Trading posts were also places for people to meet and exchange the news of the world, or simply the news from their home country (many of the world's trading posts were places people loved to emigrate to) in a time when not even newspapers existed.
Trading posts in general were of great importance to the history of currency. Almost right at the start of trading post history, the need occurs to have something as a payment medium. Soon trade-tokens and eventually coins were produced from precious metals like gold, silver and copper for the use of buying and selling goods instead of simply exchanging them. After the introduction of money, the first banks occurred in Genoa and Venice almost immediately.
European colonialism traces its roots to ancient Carthage. Originally a trading settlement of Phoenician colonists, Carthage grew into a vast economic and political power throughout the Mediterranean, accumulating wealth and influence through its economic (trading) prowess. Almost every city of importance of the world once started its history as a trading post: Venice, New York, Shanghai, Singapore, Hong Kong, Naples, Rotterdam, etc.

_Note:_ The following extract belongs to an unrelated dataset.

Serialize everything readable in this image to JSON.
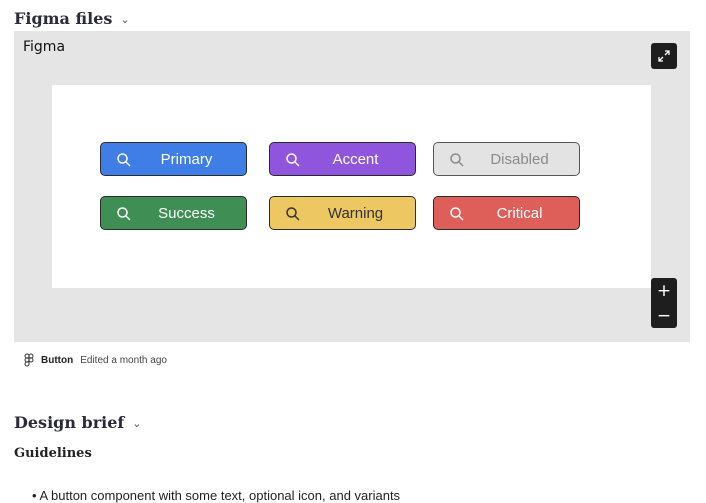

The annexation of trading posts along ancient trade routes by 16th and 17th century European powers, like the Dutch and English, beginning with the capture of Ceuta (a terminus of the trans-Saharan trade route) by the Portuguese in 1415, who went on to establish further enclaves as they explored the coasts of Africa, Arabia, India and South East Asia in search of the source of the lucrative spice trade. Trading posts were also very common in the early settlements of Canada and the United States for the trade of such things as fur. They are also used in many camps across America as places to buy snacks, items and souvenirs.

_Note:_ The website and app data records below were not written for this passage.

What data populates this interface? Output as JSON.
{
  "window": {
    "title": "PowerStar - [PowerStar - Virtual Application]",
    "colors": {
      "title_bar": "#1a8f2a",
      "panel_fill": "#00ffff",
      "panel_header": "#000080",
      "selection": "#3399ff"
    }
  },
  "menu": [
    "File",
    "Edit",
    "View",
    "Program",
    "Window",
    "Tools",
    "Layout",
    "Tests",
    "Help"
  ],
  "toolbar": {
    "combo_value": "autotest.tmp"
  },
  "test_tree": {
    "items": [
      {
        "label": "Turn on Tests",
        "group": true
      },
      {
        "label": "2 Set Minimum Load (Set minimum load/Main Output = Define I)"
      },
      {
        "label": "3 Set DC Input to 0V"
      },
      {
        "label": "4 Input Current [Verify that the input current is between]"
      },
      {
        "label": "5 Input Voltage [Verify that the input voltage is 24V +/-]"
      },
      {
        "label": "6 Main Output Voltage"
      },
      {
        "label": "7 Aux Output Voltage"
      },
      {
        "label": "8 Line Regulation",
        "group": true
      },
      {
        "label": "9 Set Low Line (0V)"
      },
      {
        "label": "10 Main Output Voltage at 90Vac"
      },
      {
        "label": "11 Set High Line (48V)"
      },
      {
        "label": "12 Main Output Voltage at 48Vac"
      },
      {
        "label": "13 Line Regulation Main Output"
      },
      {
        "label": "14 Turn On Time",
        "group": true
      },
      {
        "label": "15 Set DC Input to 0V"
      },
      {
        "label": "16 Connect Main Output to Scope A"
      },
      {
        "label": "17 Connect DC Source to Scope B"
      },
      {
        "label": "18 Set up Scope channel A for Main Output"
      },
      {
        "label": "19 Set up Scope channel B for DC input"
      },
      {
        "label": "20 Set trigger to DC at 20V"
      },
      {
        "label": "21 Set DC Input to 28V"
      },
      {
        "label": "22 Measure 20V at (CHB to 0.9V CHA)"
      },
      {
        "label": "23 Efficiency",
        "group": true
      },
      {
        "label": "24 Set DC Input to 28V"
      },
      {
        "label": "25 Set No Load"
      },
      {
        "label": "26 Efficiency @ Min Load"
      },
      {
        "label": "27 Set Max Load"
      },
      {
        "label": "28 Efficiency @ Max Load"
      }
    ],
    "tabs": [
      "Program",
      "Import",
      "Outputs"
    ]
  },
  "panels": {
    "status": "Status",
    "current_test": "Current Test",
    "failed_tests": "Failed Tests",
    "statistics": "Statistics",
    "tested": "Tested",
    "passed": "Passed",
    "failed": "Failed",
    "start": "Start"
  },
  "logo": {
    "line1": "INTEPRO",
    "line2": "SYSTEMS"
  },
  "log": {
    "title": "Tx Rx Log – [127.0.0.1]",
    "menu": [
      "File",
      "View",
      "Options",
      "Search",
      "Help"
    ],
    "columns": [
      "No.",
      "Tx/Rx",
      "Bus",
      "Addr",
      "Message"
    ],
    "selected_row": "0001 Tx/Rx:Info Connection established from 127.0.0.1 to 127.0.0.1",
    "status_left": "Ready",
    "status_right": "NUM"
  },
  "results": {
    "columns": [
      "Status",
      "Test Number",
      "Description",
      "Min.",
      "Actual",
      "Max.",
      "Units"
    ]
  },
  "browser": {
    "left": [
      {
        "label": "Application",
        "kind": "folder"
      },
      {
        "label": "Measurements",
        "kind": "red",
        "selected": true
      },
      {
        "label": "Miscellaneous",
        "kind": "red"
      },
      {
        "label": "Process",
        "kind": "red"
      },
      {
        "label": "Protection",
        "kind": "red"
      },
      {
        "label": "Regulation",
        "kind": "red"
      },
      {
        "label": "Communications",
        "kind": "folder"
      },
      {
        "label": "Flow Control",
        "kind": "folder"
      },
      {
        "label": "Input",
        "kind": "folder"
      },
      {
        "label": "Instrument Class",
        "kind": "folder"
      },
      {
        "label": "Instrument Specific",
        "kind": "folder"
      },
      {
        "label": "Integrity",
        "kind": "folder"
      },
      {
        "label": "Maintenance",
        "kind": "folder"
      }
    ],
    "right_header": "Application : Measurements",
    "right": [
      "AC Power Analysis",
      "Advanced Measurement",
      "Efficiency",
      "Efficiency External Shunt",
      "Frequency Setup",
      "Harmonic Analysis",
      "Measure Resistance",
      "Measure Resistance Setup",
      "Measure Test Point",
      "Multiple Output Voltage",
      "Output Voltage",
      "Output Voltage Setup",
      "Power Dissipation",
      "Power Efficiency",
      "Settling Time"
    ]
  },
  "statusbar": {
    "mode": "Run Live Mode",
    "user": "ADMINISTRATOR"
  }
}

In the United States in the early 19th century trading posts used by Native Americans were licensed by the federal government and called "factories". Tribes were to concede substantial territory to the United States in order to access the "factories" as happened at Fort Clark in the Treaty of Fort Clark in which the Osage Nation conceded most of Missouri in order to access the trading post.
A 'trading post' can also be referred to as the place where securities listed on the New York Stock Exchange are traded (bought and sold).